Archive | October, 2013

Emotional happiness and life satisfaction

9 Oct

         Shamefully, I hadn’t heard of Daniel Kahneman until he featured on Desert Island Discs during the summer (BBC Radio 4, August 16). He’s an Israeli-American psychologist who specialises in behavioural economics, and in 2002 his work on prospect theory won him a Nobel Prize.  Well-being, or hedonic psychology, has been an important area of research for him in recent years. In other words, he’s interested in what most of us still refer to as happiness.

          Kahneman is a likeable and extremely lucid presenter of ideas, and I’d love to hear more from him. In the radio programme he made a distinction between emotional happiness – how we feel about life when we’re actually living it, and life-satisfaction – how we feel about our lives when we stop and think about them.

          Life-satisfaction, Kahneman explained, is linked to the goals which we set ourselves at an early stage in life. These generally remain the measure of how we rate our life satisfaction as we get older. For example, if when we’re young we decide we want a lot of money, and later on we manage to get it, then we’re satisfied. If on the other hand we say we don’t want a lot of money, then generally speaking we don’t regret this. At the end of our lives we don’t say to ourselves, ‘Oh, I made a big mistake there – I’d have been much happier if I’d been richer.’

          So it seems that there aren’t any absolutes. Money will make you happy if that’s what you want. It won’t make you happy if you never really wanted it in the first place. Simplistic pronouncements about the folly of pursuing wealth – the kind of thing I’m prone to myself – just aren’t good enough if we’re trying to provide a basis for social and moral regulation. Social justice requires us – in my view – to redistribute wealth away from those who have a lot more than enough. But it would be stupid to pretend that most people who have money are going to be happy to go along with this. We have to deal with the fact that they won’t.

          Returning to Kahneman and the issue of life satisfaction, obviously if we fall far short of our personal goals we’re not going to be as satisfied with our lives as we might have been. But this doesn’t mean that we can’t be happy. Kahneman made an interesting point about how our awareness of memory has a role to play in determining our hedonic experiences. Holidays, he said, are often treated as anticipated memories.
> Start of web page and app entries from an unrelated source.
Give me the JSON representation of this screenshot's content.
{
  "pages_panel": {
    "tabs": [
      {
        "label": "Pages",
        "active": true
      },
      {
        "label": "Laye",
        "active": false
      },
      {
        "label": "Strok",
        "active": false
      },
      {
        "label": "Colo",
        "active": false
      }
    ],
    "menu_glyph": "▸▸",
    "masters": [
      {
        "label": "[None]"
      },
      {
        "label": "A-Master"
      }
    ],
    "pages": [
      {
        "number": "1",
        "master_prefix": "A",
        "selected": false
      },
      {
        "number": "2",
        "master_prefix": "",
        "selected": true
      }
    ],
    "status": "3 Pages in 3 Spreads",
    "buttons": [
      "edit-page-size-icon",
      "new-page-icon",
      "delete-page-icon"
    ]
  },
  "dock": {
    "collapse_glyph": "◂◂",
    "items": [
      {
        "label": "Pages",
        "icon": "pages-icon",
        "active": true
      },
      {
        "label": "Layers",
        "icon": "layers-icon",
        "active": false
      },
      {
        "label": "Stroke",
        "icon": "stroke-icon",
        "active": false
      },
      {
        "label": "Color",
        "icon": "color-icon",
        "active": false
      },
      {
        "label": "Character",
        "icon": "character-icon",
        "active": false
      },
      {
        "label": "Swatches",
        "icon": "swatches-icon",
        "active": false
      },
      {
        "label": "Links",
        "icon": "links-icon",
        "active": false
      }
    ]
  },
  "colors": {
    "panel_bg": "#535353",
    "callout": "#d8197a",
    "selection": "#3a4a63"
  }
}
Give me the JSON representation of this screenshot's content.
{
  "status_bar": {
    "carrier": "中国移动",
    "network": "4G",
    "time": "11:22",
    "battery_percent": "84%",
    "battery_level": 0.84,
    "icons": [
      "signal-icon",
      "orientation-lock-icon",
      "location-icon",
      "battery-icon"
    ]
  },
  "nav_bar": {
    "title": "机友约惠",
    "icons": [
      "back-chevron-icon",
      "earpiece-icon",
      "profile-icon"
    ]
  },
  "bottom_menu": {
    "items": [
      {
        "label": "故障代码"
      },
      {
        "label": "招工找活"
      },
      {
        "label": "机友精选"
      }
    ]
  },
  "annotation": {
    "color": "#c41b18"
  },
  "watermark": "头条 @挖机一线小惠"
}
When you ask people whether, if they were able to have a really enjoyable holiday but without any future memory of it, they would still want to go, the majority say that they wouldn’t. The memories form a really large part of their enjoyment. I think I have to admit that the same applies to me. (Actually in my case the crucial question would be, ‘Would you still want to go on holiday if you weren’t able to tell people about it when you got home?’ But in some ways that might amount to much the same thing – a holiday for a lot of us is an experience that we relish most of all when it’s over.) Kahneman’s advice in response to these attitudes? ‘We need to think more about living and less about remembering our lives.’ I take this as meaning that we ought to focus a bit more on emotional happiness, and less on looking back on our activities and contemplating our success in achieving our various goals.        

          A few other things I gleaned from the programme:

  • ·         Older people often form the happiest group in any society.
  • ·         The people who are most depressed  by their failure to accomplish their early goals are those who wanted to win fame as performers – actors, singers, rock stars, and so on.
  • ·         There is a gene that determines our individual optimism and happiness.

          Is the last really true?